He was later convicted of possession of offensive weapons and common assault, the Independent Police Complaints Commission (IPCC) said.
The IPCC said Hive had been acting violently before he was searched by a police officer, who felt the blade of a large knife through Hive's clothes.
When he resisted arrest, police left the building for their safety, until further units arrived. Before he was taken into custody, Hive was repeatedly shot with a Taser, which apparently had no effect.
Officers then struck him with a patrol car, at a speed of no more than nine miles per hour, before shooting the 30-year-old who was taken to a nearby hospital with chest and arm injuries.
An investigation by the IPCC found that officers had used "necessary and proportionate" force in apprehending Hive as he refused to cooperate with police.
IPCC Commissioner Cindy Butts said: "Officers were faced with a man armed with knives who seemed intent on using his weapons on a public street. They needed to stop him from causing serious injury or death to them, a member of the public, or himself.
"Taser was fired a total of 11 times. The man was found to be wearing extra clothing, which we believe reduced the effectiveness of a Taser on at least one occasion. Yet he still posed a real danger to officers, leaving them with no option but to use further force."
The watchdog said that officers reported he had refused to drop either of the blades in his possession and thus was a danger to himself and others.
In his possession was a bread knife, a carving knife and a screwdriver, the IPCC said.
Butts added: "In the course of this investigation we took accounts from officers, witnesses and the man who was shot by police. More than 70 witness statements were taken, and CCTV, body-worn video and footage from police vehicles was examined.

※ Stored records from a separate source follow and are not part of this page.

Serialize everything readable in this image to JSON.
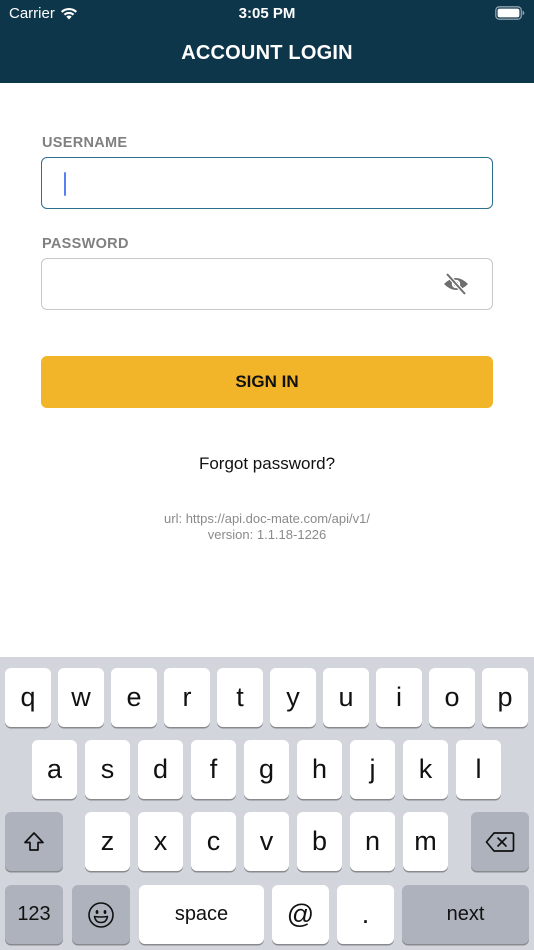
{
  "status_bar": {
    "carrier": "Carrier",
    "time": "3:05 PM",
    "wifi_icon": "wifi-icon",
    "battery_icon": "battery-full-icon"
  },
  "header": {
    "title": "ACCOUNT LOGIN",
    "background_color": "#0e364b"
  },
  "form": {
    "username": {
      "label": "USERNAME",
      "value": "",
      "placeholder": ""
    },
    "password": {
      "label": "PASSWORD",
      "value": "",
      "placeholder": "",
      "toggle_icon": "eye-slash-icon"
    },
    "sign_in_label": "SIGN IN",
    "sign_in_color": "#f2b52a",
    "forgot_password_label": "Forgot password?"
  },
  "footer_info": {
    "url_line": "url: https://api.doc-mate.com/api/v1/",
    "version_line": "version: 1.1.18-1226"
  },
  "keyboard": {
    "row1": [
      "q",
      "w",
      "e",
      "r",
      "t",
      "y",
      "u",
      "i",
      "o",
      "p"
    ],
    "row2": [
      "a",
      "s",
      "d",
      "f",
      "g",
      "h",
      "j",
      "k",
      "l"
    ],
    "row3": [
      "z",
      "x",
      "c",
      "v",
      "b",
      "n",
      "m"
    ],
    "shift_icon": "shift-icon",
    "delete_icon": "delete-backspace-icon",
    "numbers_label": "123",
    "emoji_icon": "emoji-icon",
    "space_label": "space",
    "at_label": "@",
    "dot_label": ".",
    "next_label": "next"
  }
}
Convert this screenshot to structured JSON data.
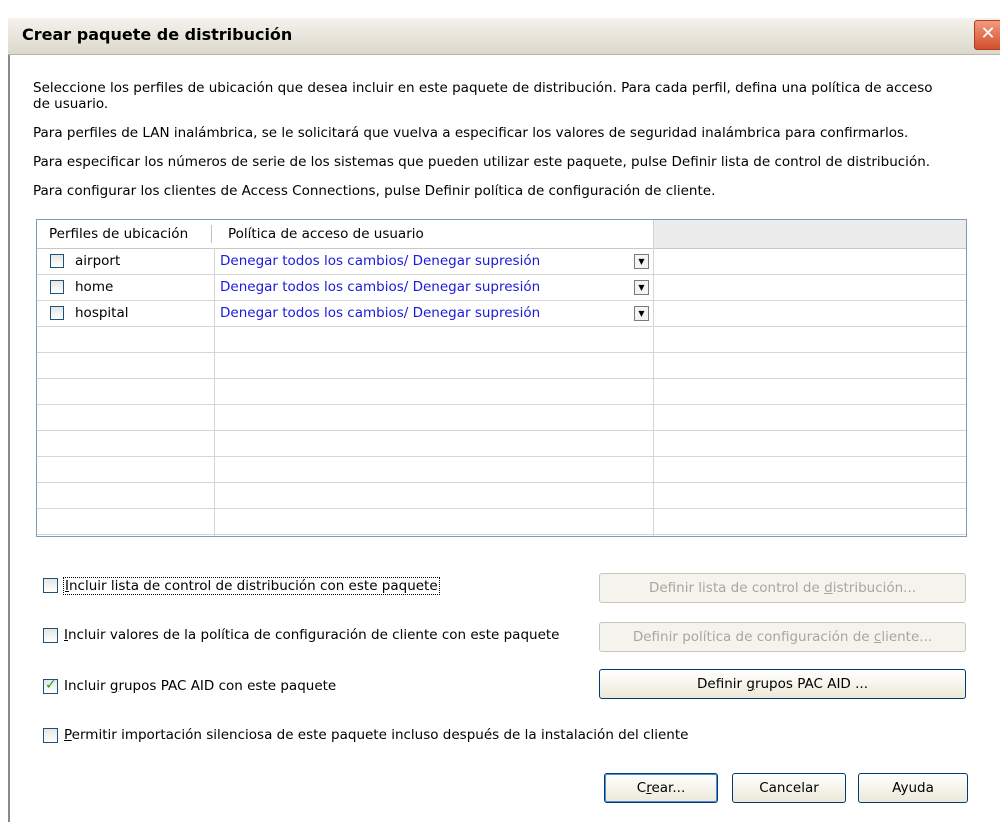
{
  "window": {
    "title": "Crear paquete de distribución"
  },
  "instructions": {
    "line1a": "Seleccione los perfiles de ubicación que desea incluir en este paquete de distribución. Para cada perfil, defina una política de acceso",
    "line1b": "de usuario.",
    "line2": "Para perfiles de LAN inalámbrica, se le solicitará que vuelva a especificar los valores de seguridad inalámbrica para confirmarlos.",
    "line3": "Para especificar los números de serie de los sistemas que pueden utilizar este paquete, pulse Definir lista de control de distribución.",
    "line4": "Para configurar los clientes de Access Connections, pulse Definir política de configuración de cliente."
  },
  "table": {
    "headers": [
      "Perfiles de ubicación",
      "Política de acceso de usuario"
    ],
    "rows": [
      {
        "checked": false,
        "name": "airport",
        "policy": "Denegar todos los cambios/ Denegar supresión"
      },
      {
        "checked": false,
        "name": "home",
        "policy": "Denegar todos los cambios/ Denegar supresión"
      },
      {
        "checked": false,
        "name": "hospital",
        "policy": "Denegar todos los cambios/ Denegar supresión"
      }
    ]
  },
  "options": {
    "dist_list": {
      "checked": false,
      "label_first": "I",
      "label_rest": "ncluir lista de control de distribución con este paquete"
    },
    "config_policy": {
      "checked": false,
      "label_first": "I",
      "label_rest": "ncluir valores de la política de configuración de cliente con este paquete"
    },
    "pac_groups": {
      "checked": true,
      "label_pre": "Incluir ",
      "label_u": "g",
      "label_post": "rupos PAC AID con este paquete"
    },
    "silent_import": {
      "checked": false,
      "label_first": "P",
      "label_rest": "ermitir importación silenciosa de este paquete incluso después de la instalación del cliente"
    }
  },
  "buttons": {
    "define_dist_pre": "Definir lista de control de ",
    "define_dist_u": "d",
    "define_dist_post": "istribución...",
    "define_config_pre": "Definir política de configuración de ",
    "define_config_u": "c",
    "define_config_post": "liente...",
    "define_pac_pre": "Definir ",
    "define_pac_u": "g",
    "define_pac_post": "rupos PAC AID ...",
    "create_pre": "C",
    "create_u": "r",
    "create_post": "ear...",
    "cancel": "Cancelar",
    "help": "Ayuda"
  }
}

Downloads from Taser, radio and telephone transmissions were assessed and considered in the course of the investigation.
"It is essential that any situation in which potentially lethal force is used is independently investigated."